Top of Material for the task
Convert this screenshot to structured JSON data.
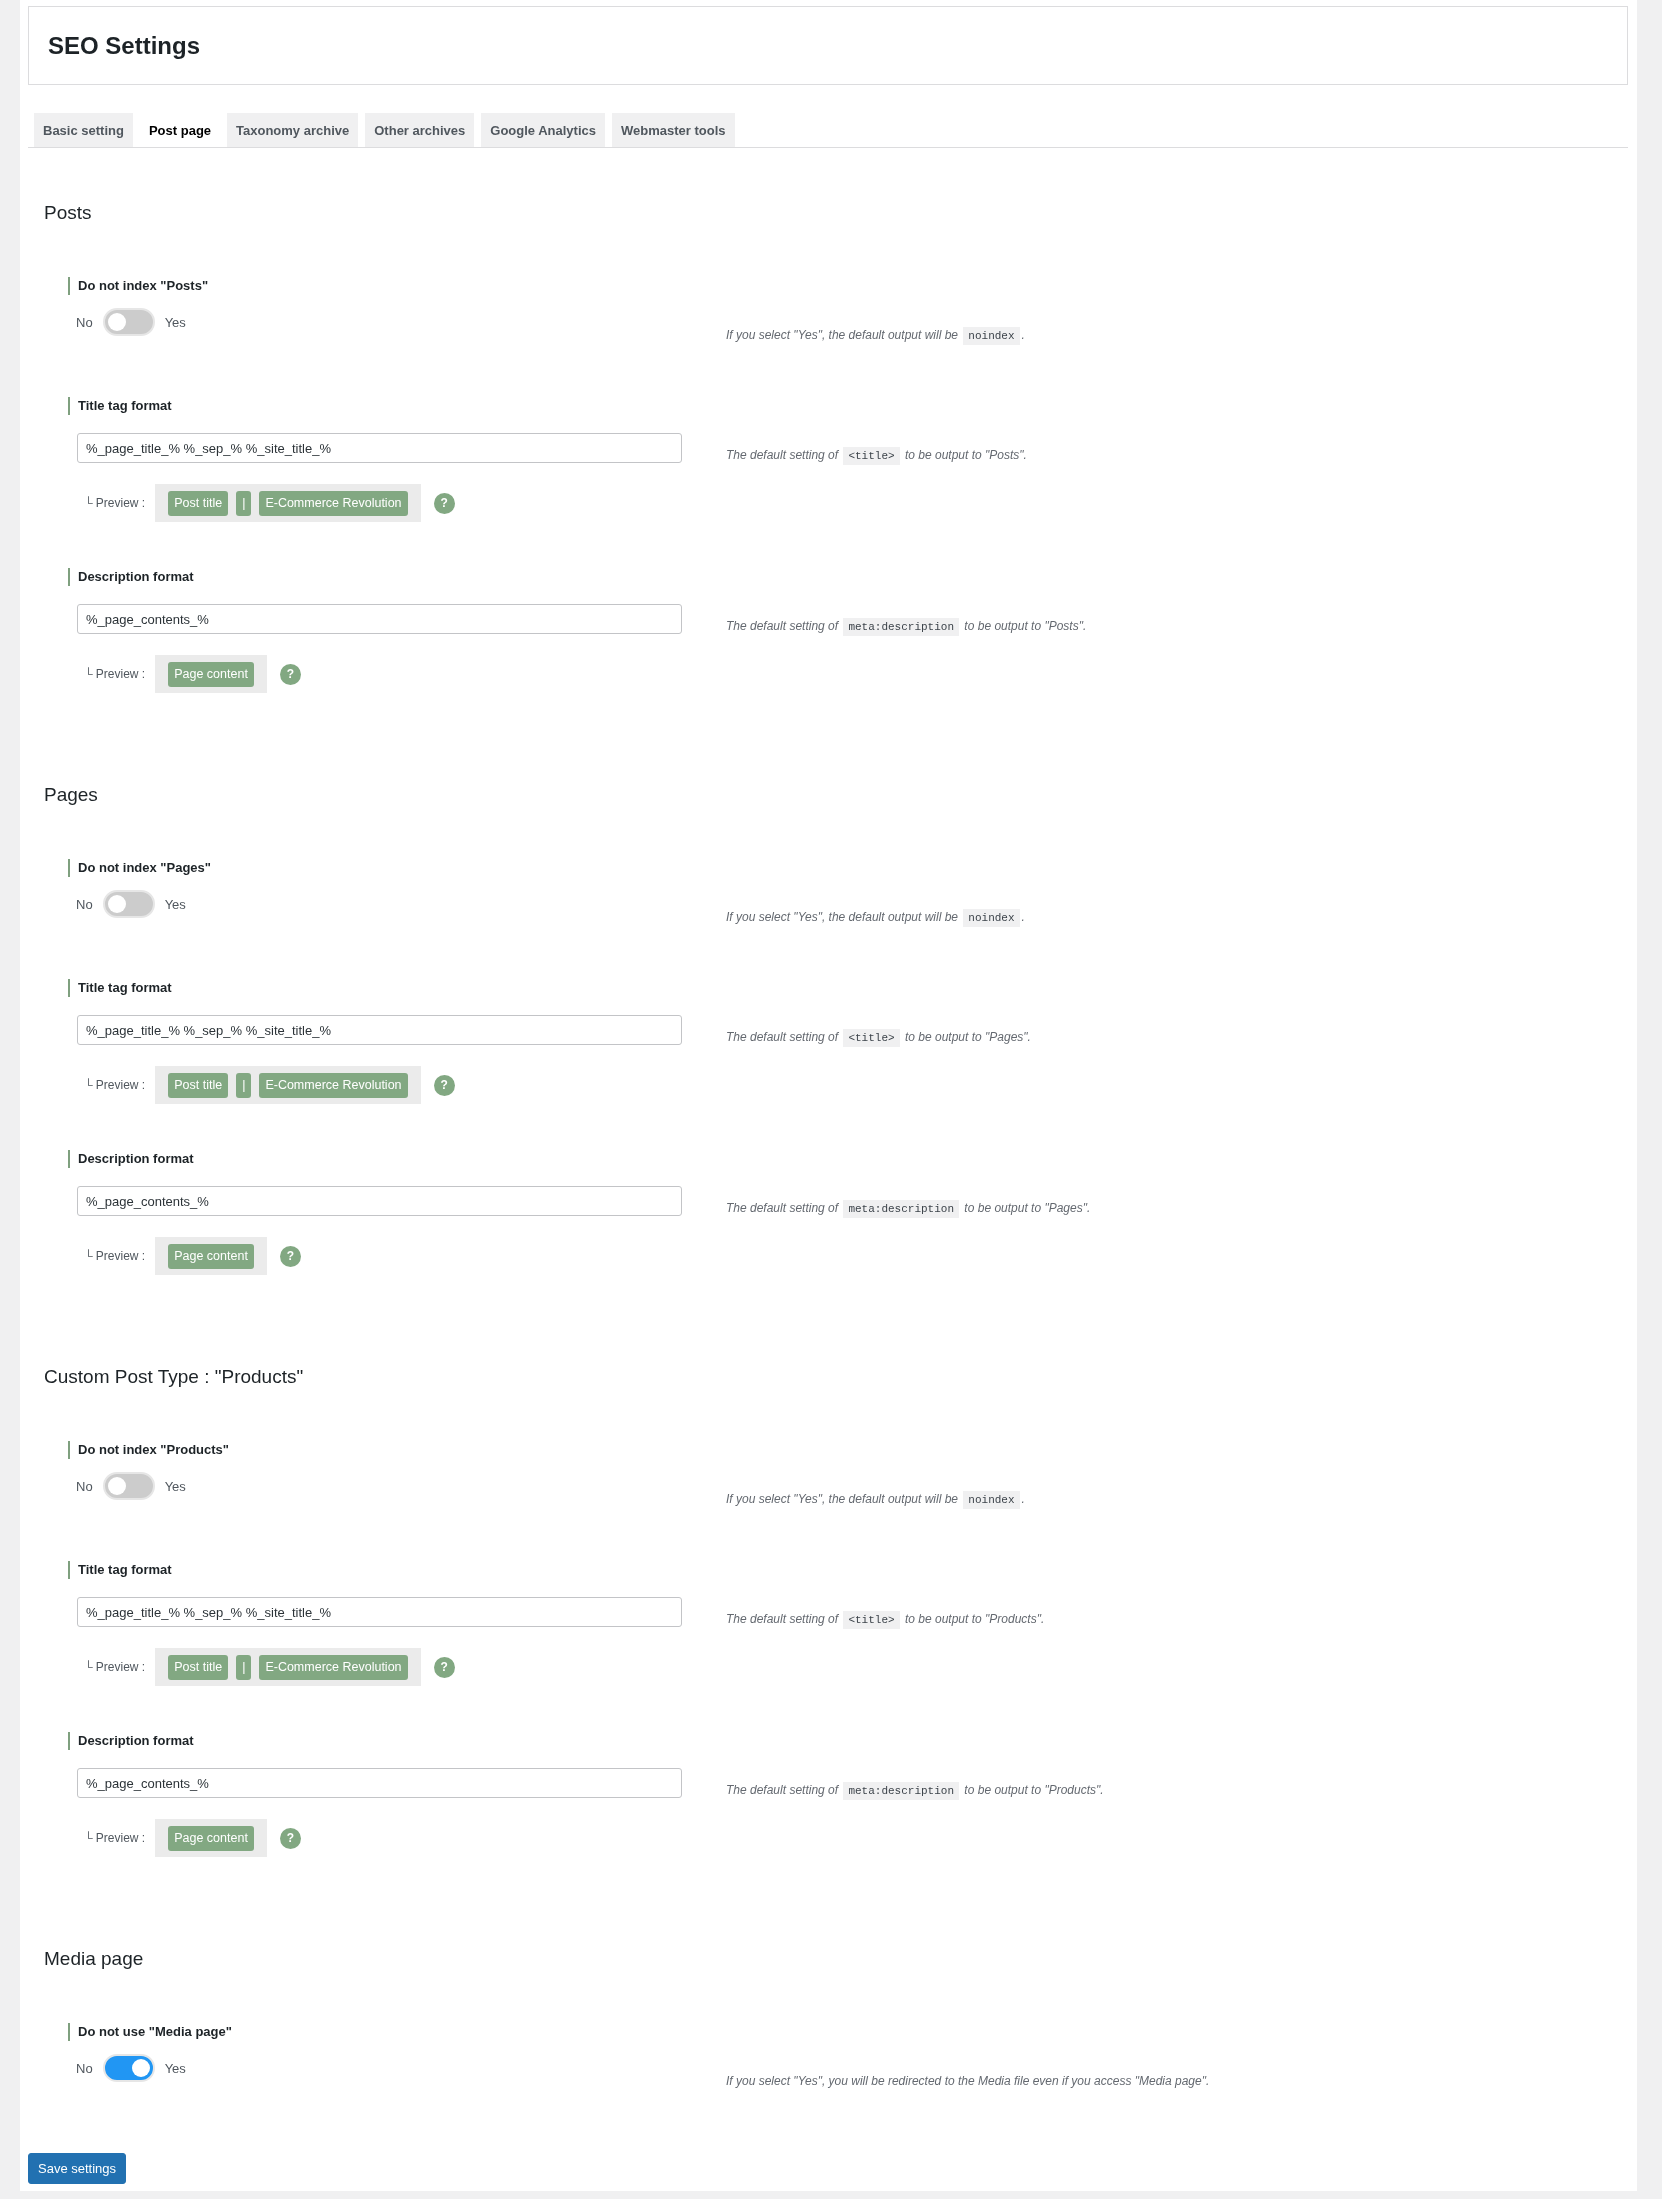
{
  "header": {
    "title": "SEO Settings"
  },
  "tabs": [
    {
      "label": "Basic setting",
      "selected": false
    },
    {
      "label": "Post page",
      "selected": true
    },
    {
      "label": "Taxonomy archive",
      "selected": false
    },
    {
      "label": "Other archives",
      "selected": false
    },
    {
      "label": "Google Analytics",
      "selected": false
    },
    {
      "label": "Webmaster tools",
      "selected": false
    }
  ],
  "sections": [
    {
      "heading": "Posts",
      "fields": [
        {
          "kind": "toggle",
          "label": "Do not index \"Posts\"",
          "off_label": "No",
          "on_label": "Yes",
          "on": false,
          "help": [
            {
              "kind": "text",
              "text": "If you select \"Yes\", the default output will be "
            },
            {
              "kind": "code",
              "text": "noindex"
            },
            {
              "kind": "text",
              "text": "."
            }
          ]
        },
        {
          "kind": "format",
          "label": "Title tag format",
          "value": "%_page_title_% %_sep_% %_site_title_%",
          "preview_label": "└ Preview :",
          "preview_tags": [
            "Post title",
            "|",
            "E-Commerce Revolution"
          ],
          "help_icon": "?",
          "help": [
            {
              "kind": "text",
              "text": "The default setting of "
            },
            {
              "kind": "code",
              "text": "<title>"
            },
            {
              "kind": "text",
              "text": " to be output to \"Posts\"."
            }
          ]
        },
        {
          "kind": "format",
          "label": "Description format",
          "value": "%_page_contents_%",
          "preview_label": "└ Preview :",
          "preview_tags": [
            "Page content"
          ],
          "help_icon": "?",
          "help": [
            {
              "kind": "text",
              "text": "The default setting of "
            },
            {
              "kind": "code",
              "text": "meta:description"
            },
            {
              "kind": "text",
              "text": " to be output to \"Posts\"."
            }
          ]
        }
      ]
    },
    {
      "heading": "Pages",
      "fields": [
        {
          "kind": "toggle",
          "label": "Do not index \"Pages\"",
          "off_label": "No",
          "on_label": "Yes",
          "on": false,
          "help": [
            {
              "kind": "text",
              "text": "If you select \"Yes\", the default output will be "
            },
            {
              "kind": "code",
              "text": "noindex"
            },
            {
              "kind": "text",
              "text": "."
            }
          ]
        },
        {
          "kind": "format",
          "label": "Title tag format",
          "value": "%_page_title_% %_sep_% %_site_title_%",
          "preview_label": "└ Preview :",
          "preview_tags": [
            "Post title",
            "|",
            "E-Commerce Revolution"
          ],
          "help_icon": "?",
          "help": [
            {
              "kind": "text",
              "text": "The default setting of "
            },
            {
              "kind": "code",
              "text": "<title>"
            },
            {
              "kind": "text",
              "text": " to be output to \"Pages\"."
            }
          ]
        },
        {
          "kind": "format",
          "label": "Description format",
          "value": "%_page_contents_%",
          "preview_label": "└ Preview :",
          "preview_tags": [
            "Page content"
          ],
          "help_icon": "?",
          "help": [
            {
              "kind": "text",
              "text": "The default setting of "
            },
            {
              "kind": "code",
              "text": "meta:description"
            },
            {
              "kind": "text",
              "text": " to be output to \"Pages\"."
            }
          ]
        }
      ]
    },
    {
      "heading": "Custom Post Type : \"Products\"",
      "fields": [
        {
          "kind": "toggle",
          "label": "Do not index \"Products\"",
          "off_label": "No",
          "on_label": "Yes",
          "on": false,
          "help": [
            {
              "kind": "text",
              "text": "If you select \"Yes\", the default output will be "
            },
            {
              "kind": "code",
              "text": "noindex"
            },
            {
              "kind": "text",
              "text": "."
            }
          ]
        },
        {
          "kind": "format",
          "label": "Title tag format",
          "value": "%_page_title_% %_sep_% %_site_title_%",
          "preview_label": "└ Preview :",
          "preview_tags": [
            "Post title",
            "|",
            "E-Commerce Revolution"
          ],
          "help_icon": "?",
          "help": [
            {
              "kind": "text",
              "text": "The default setting of "
            },
            {
              "kind": "code",
              "text": "<title>"
            },
            {
              "kind": "text",
              "text": " to be output to \"Products\"."
            }
          ]
        },
        {
          "kind": "format",
          "label": "Description format",
          "value": "%_page_contents_%",
          "preview_label": "└ Preview :",
          "preview_tags": [
            "Page content"
          ],
          "help_icon": "?",
          "help": [
            {
              "kind": "text",
              "text": "The default setting of "
            },
            {
              "kind": "code",
              "text": "meta:description"
            },
            {
              "kind": "text",
              "text": " to be output to \"Products\"."
            }
          ]
        }
      ]
    },
    {
      "heading": "Media page",
      "fields": [
        {
          "kind": "toggle",
          "label": "Do not use \"Media page\"",
          "off_label": "No",
          "on_label": "Yes",
          "on": true,
          "help": [
            {
              "kind": "text",
              "text": "If you select \"Yes\", you will be redirected to the Media file even if you access \"Media page\"."
            }
          ]
        }
      ]
    }
  ],
  "save_button": "Save settings"
}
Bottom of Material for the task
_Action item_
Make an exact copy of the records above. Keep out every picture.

_Response box_
Convert this screenshot to structured JSON data.
{
  "header": {
    "title": "SEO Settings"
  },
  "tabs": [
    {
      "label": "Basic setting",
      "selected": false
    },
    {
      "label": "Post page",
      "selected": true
    },
    {
      "label": "Taxonomy archive",
      "selected": false
    },
    {
      "label": "Other archives",
      "selected": false
    },
    {
      "label": "Google Analytics",
      "selected": false
    },
    {
      "label": "Webmaster tools",
      "selected": false
    }
  ],
  "sections": [
    {
      "heading": "Posts",
      "fields": [
        {
          "kind": "toggle",
          "label": "Do not index \"Posts\"",
          "off_label": "No",
          "on_label": "Yes",
          "on": false,
          "help": [
            {
              "kind": "text",
              "text": "If you select \"Yes\", the default output will be "
            },
            {
              "kind": "code",
              "text": "noindex"
            },
            {
              "kind": "text",
              "text": "."
            }
          ]
        },
        {
          "kind": "format",
          "label": "Title tag format",
          "value": "%_page_title_% %_sep_% %_site_title_%",
          "preview_label": "└ Preview :",
          "preview_tags": [
            "Post title",
            "|",
            "E-Commerce Revolution"
          ],
          "help_icon": "?",
          "help": [
            {
              "kind": "text",
              "text": "The default setting of "
            },
            {
              "kind": "code",
              "text": "<title>"
            },
            {
              "kind": "text",
              "text": " to be output to \"Posts\"."
            }
          ]
        },
        {
          "kind": "format",
          "label": "Description format",
          "value": "%_page_contents_%",
          "preview_label": "└ Preview :",
          "preview_tags": [
            "Page content"
          ],
          "help_icon": "?",
          "help": [
            {
              "kind": "text",
              "text": "The default setting of "
            },
            {
              "kind": "code",
              "text": "meta:description"
            },
            {
              "kind": "text",
              "text": " to be output to \"Posts\"."
            }
          ]
        }
      ]
    },
    {
      "heading": "Pages",
      "fields": [
        {
          "kind": "toggle",
          "label": "Do not index \"Pages\"",
          "off_label": "No",
          "on_label": "Yes",
          "on": false,
          "help": [
            {
              "kind": "text",
              "text": "If you select \"Yes\", the default output will be "
            },
            {
              "kind": "code",
              "text": "noindex"
            },
            {
              "kind": "text",
              "text": "."
            }
          ]
        },
        {
          "kind": "format",
          "label": "Title tag format",
          "value": "%_page_title_% %_sep_% %_site_title_%",
          "preview_label": "└ Preview :",
          "preview_tags": [
            "Post title",
            "|",
            "E-Commerce Revolution"
          ],
          "help_icon": "?",
          "help": [
            {
              "kind": "text",
              "text": "The default setting of "
            },
            {
              "kind": "code",
              "text": "<title>"
            },
            {
              "kind": "text",
              "text": " to be output to \"Pages\"."
            }
          ]
        },
        {
          "kind": "format",
          "label": "Description format",
          "value": "%_page_contents_%",
          "preview_label": "└ Preview :",
          "preview_tags": [
            "Page content"
          ],
          "help_icon": "?",
          "help": [
            {
              "kind": "text",
              "text": "The default setting of "
            },
            {
              "kind": "code",
              "text": "meta:description"
            },
            {
              "kind": "text",
              "text": " to be output to \"Pages\"."
            }
          ]
        }
      ]
    },
    {
      "heading": "Custom Post Type : \"Products\"",
      "fields": [
        {
          "kind": "toggle",
          "label": "Do not index \"Products\"",
          "off_label": "No",
          "on_label": "Yes",
          "on": false,
          "help": [
            {
              "kind": "text",
              "text": "If you select \"Yes\", the default output will be "
            },
            {
              "kind": "code",
              "text": "noindex"
            },
            {
              "kind": "text",
              "text": "."
            }
          ]
        },
        {
          "kind": "format",
          "label": "Title tag format",
          "value": "%_page_title_% %_sep_% %_site_title_%",
          "preview_label": "└ Preview :",
          "preview_tags": [
            "Post title",
            "|",
            "E-Commerce Revolution"
          ],
          "help_icon": "?",
          "help": [
            {
              "kind": "text",
              "text": "The default setting of "
            },
            {
              "kind": "code",
              "text": "<title>"
            },
            {
              "kind": "text",
              "text": " to be output to \"Products\"."
            }
          ]
        },
        {
          "kind": "format",
          "label": "Description format",
          "value": "%_page_contents_%",
          "preview_label": "└ Preview :",
          "preview_tags": [
            "Page content"
          ],
          "help_icon": "?",
          "help": [
            {
              "kind": "text",
              "text": "The default setting of "
            },
            {
              "kind": "code",
              "text": "meta:description"
            },
            {
              "kind": "text",
              "text": " to be output to \"Products\"."
            }
          ]
        }
      ]
    },
    {
      "heading": "Media page",
      "fields": [
        {
          "kind": "toggle",
          "label": "Do not use \"Media page\"",
          "off_label": "No",
          "on_label": "Yes",
          "on": true,
          "help": [
            {
              "kind": "text",
              "text": "If you select \"Yes\", you will be redirected to the Media file even if you access \"Media page\"."
            }
          ]
        }
      ]
    }
  ],
  "save_button": "Save settings"
}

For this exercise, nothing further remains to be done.